- Beavers are returning to Britain.
Having been hunted to extinction around 400 years ago, because of their valuable fur, beavers are being reintroduced in specific regions across England. Some people may think why do we need beavers? Well, a group of British researchers have suggested that the rodents habit of constructing dams could help prevent the flooding of rivers. A beaver damming the river causes the flow of water to be drastically slowed down as well as purifying the water at the same time. So, where are the beavers coming from? A matter of fact the beavers are being sourced from their wild population in Scotland. Beavers have been hailed as “ecosystem engineers” because of their ability to turn dead and struggling environments into abundant ones that wildlife can recolonize. Yay for Beavers!
2. Sniff sniff bones? Sniff sniff
Dogs are widely known for their super smelling capabilities, but did you know that their skill of scent tracking can help archaeologists? Recently in Croatia dogs were able to pick up a scent leading an archaeologist to discover 3000 year old Iron Age tombs.

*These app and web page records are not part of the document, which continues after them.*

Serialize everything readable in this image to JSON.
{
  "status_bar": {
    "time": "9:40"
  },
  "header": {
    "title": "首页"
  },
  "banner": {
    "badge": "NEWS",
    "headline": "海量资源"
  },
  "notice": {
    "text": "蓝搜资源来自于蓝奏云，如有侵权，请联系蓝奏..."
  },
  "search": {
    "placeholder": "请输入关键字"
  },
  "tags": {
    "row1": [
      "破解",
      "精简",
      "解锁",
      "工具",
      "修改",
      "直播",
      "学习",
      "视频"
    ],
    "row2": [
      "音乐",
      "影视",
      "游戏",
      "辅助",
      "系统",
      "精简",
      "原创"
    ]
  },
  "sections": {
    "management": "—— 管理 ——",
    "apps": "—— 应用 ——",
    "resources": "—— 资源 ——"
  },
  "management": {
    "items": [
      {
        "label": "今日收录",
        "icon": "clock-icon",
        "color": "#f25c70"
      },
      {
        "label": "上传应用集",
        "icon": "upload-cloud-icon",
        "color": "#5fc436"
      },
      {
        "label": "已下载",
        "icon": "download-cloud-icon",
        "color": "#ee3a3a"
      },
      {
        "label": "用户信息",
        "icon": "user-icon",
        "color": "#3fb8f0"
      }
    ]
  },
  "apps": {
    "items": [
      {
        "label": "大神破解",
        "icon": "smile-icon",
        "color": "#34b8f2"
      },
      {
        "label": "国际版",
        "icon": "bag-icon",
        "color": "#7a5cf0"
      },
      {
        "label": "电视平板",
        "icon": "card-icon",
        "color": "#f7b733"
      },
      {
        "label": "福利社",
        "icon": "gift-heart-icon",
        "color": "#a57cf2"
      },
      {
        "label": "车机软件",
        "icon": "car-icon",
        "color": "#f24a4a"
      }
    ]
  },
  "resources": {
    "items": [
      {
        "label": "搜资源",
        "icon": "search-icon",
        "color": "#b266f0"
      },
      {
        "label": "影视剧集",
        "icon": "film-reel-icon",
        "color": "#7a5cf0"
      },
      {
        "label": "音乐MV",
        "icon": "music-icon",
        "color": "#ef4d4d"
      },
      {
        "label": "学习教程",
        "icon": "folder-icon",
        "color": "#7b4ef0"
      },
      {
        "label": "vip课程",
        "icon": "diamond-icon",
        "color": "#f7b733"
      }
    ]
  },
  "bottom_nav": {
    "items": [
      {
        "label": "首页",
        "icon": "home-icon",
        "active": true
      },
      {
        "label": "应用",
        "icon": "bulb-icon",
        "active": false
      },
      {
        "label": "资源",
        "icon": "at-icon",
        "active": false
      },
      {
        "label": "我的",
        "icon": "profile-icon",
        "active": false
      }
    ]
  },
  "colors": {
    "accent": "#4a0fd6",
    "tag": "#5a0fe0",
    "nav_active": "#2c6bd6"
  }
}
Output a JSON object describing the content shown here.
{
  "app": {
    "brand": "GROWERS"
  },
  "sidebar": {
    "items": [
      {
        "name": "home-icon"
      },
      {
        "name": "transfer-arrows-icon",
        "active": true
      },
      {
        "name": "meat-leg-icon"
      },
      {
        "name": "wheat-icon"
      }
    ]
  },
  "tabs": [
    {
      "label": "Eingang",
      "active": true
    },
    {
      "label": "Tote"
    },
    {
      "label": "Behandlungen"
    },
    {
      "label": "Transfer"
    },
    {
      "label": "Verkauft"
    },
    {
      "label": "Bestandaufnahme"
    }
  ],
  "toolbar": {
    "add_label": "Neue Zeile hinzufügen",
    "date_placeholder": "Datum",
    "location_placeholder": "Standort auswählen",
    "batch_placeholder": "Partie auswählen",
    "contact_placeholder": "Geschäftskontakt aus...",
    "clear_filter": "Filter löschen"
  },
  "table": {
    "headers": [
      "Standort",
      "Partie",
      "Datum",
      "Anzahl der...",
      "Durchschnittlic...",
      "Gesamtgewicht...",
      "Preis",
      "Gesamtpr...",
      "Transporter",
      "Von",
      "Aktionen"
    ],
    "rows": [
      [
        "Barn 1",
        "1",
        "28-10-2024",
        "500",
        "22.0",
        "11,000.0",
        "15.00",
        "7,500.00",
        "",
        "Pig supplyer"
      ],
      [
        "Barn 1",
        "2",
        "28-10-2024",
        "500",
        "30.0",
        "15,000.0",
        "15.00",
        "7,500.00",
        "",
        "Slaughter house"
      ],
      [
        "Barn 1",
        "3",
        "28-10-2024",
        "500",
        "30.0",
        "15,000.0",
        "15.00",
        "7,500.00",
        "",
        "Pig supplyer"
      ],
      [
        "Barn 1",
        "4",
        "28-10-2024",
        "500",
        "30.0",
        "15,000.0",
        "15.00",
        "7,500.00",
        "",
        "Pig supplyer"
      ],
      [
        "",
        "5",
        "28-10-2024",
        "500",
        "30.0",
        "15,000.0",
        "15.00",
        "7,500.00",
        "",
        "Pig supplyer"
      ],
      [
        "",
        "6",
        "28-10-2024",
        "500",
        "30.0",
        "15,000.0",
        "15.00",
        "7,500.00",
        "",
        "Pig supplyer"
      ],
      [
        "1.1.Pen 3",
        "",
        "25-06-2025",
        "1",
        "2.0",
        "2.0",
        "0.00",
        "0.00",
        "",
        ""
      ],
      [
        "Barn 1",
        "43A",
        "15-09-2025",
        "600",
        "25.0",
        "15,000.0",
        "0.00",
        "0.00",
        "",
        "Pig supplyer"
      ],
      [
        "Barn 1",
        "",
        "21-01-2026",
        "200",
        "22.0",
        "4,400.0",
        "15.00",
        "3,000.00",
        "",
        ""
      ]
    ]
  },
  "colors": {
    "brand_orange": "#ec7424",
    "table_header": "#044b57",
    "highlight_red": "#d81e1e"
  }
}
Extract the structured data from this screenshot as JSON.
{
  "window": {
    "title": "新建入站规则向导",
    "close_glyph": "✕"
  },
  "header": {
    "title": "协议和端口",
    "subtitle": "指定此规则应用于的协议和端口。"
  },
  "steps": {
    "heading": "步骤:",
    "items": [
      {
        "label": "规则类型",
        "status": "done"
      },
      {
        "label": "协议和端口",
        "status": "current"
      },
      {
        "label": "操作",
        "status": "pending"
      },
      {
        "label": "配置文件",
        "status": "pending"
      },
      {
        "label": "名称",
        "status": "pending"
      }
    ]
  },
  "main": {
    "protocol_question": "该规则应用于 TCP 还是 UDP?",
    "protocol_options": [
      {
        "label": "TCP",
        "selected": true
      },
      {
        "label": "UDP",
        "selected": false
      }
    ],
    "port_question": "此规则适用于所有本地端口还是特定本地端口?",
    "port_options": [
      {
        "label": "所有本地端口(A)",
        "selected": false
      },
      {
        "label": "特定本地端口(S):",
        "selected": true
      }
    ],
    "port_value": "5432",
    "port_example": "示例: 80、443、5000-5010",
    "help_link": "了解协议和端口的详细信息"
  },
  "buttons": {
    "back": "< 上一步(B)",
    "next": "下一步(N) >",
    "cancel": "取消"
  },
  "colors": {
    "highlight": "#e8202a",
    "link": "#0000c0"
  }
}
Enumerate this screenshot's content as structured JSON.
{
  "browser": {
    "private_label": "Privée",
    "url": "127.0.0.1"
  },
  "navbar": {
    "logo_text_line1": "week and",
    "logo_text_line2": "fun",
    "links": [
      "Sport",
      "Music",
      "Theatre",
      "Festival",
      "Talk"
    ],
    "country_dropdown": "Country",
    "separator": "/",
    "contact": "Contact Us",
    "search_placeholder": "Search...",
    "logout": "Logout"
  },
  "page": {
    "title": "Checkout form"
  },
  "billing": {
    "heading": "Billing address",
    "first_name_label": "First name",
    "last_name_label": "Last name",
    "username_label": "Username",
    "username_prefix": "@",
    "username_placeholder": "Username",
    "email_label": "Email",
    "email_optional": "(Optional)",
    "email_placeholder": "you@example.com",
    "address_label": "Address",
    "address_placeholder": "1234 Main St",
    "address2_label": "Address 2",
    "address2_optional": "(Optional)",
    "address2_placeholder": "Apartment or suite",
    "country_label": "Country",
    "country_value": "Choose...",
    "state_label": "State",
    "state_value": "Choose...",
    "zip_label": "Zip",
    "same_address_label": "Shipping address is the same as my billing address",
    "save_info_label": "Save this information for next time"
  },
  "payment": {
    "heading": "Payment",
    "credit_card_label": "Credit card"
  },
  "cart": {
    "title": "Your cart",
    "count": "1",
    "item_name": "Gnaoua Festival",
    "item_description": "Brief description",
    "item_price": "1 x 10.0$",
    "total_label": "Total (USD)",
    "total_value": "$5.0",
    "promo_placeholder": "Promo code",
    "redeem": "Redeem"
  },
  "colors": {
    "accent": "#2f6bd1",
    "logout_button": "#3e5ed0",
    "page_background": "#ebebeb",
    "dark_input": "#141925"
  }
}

The exact dogs used are Belgian Malinois’ and German Shepard’s that were previously trained to sniff out graves during criminal investigations. Archaeologists even say “dogs noses don’t make mistakes, I think they can solve our problems.”
3. Real fur is so last year!
Her Majesty the Queen is removing all real fur from her wardrobe at the ripe old age of 94. If the Queen is to attend an event in cold weather, she will be sporting fake fur instead to keep her warm. However, she will be keeping all her historic outfits with fur intact for the sake of historical preservation. Queen Elizabeth II of Britain is hoping that her new fashion statement will send a powerful message to the public that “fur is firmly out of fashion.”
4. The bears are back in town
Bears are making a return to the mountains of Northwest Spain. The Cantabrian brown bear was faced with deforestation, manmade infrastructure, trapping, and hunting forcing them to a point close to extinction. At the lowest point there were around only 65 bears left in the wild, however, following a campaign lead by a conservation group the population has been able to grow steadily with numbers reaching 350. The recovery is being linked to a mix of environmental protection and education. On top of this, bear watching is now one of the region’s top tourist attractions.
5. What kind of animal is that?
A new type of feline species has been found wandering the forests of Northern Corsica. It is a striped coated animal that at first glance looks like a regular house cat. It is known by the locals as a “cat-fox”. Officials believe this new found creature is a “wild natural species – an extremely inconspicuous animal with nocturnal habits.” Upon further research it was found that the cat-fox has actually been part of Corsican Shepard’s mythology for a long time. Hmm maybe these creatures aren’t a mystery after all!